Voltage drop describes how the supplied energy of a voltage source is reduced as electric current moves through the passive elements (elements that do not supply voltage) of an electrical circuit. Voltage drops across internal resistances of the source, across conductors, across contacts, and across connectors are undesired; supplied energy is lost (dissipated).

The voltage drop of any insulated cable is dependent upon the cable length (in meters), the required current rating (in amperes), and the relevant total impedance per unit length of the cable. The maximum impedance and voltage drop applicable to each cable at maximum conductor temperature and under a.c. conditions are given in the tables. For cables operating under dc conditions, the appropriate voltage drops may be calculated using the formula.

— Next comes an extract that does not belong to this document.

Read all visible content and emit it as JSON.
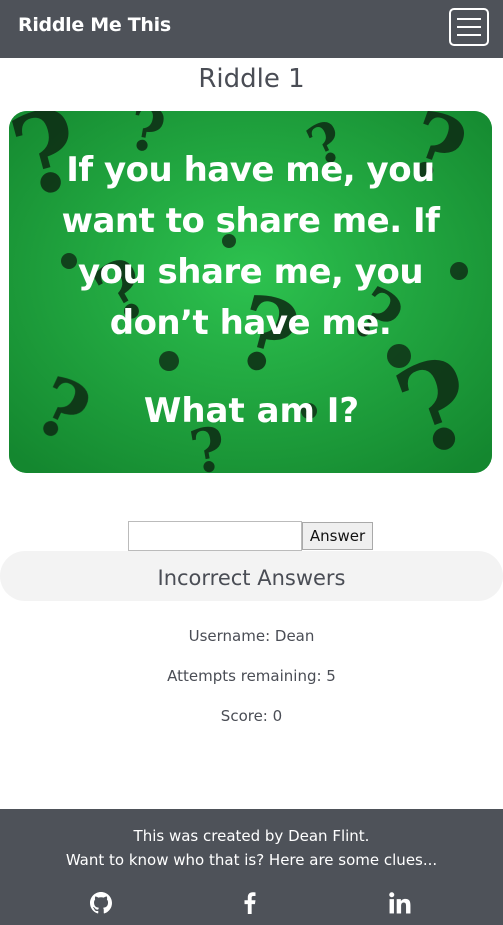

**Calculating the voltage drop for a single-phase circuit:**

The formula for this is given as:

VD = (2 × L × K × I)/CM

In the above formula:

- VD is the voltage drop across the circuit
- L is the length of the run
- K is the resistivity of the wire
- I is the current across the circuit
- CM is the measure of the diameter of the wire

The values for resistivity and diameter of the wire are available from NEC tables.

**Example:**

If you want to find the voltage drop across the across a single-phase circuit whose length is 200 feet and having a load of 50 A. It is also given that the wire is a copper wire, 3 wire, and 120/240 volt.

VD = (2 × 200 × 12 × 50)/41740

(Resistivity of copper is 12)

VD = 5.75 Volts

Therefore, the average voltage drop across the circuit is 5.75 volts.

Now, to calculate the percentage of voltage drop

Percentage of VD

(VD/ V) × 100 = 5.75 volts/240 volts

= 0.0239 %

Therefore, the voltage drop across the circuit having the above dimensions is 0.0239 %. This is less than 3% so you can use it.

**Calculating VD for a three-phase conductor:**

To calculate the voltage across a three-phase circuit we use the same formula, but multiply the above formula by 0.866. Basically to calculate the voltage drop between any two phase conductors we multiply it by 1.732/2.

Therefore, the formula for calculating for a three-phase conductor is given as:

VD = 0.866 (2 × L × R × I/ CM)

The above formula can also be given as:

VD = 1.732 (L × R × I /CM)

You can calculate the voltage drop across the circuit using the above formula, if you know the values for the length of run, the resistivity of the conductor, current across the circuit and measure of the diameter and change the dimensions of the conductor if necessary to change the VD across the circuit.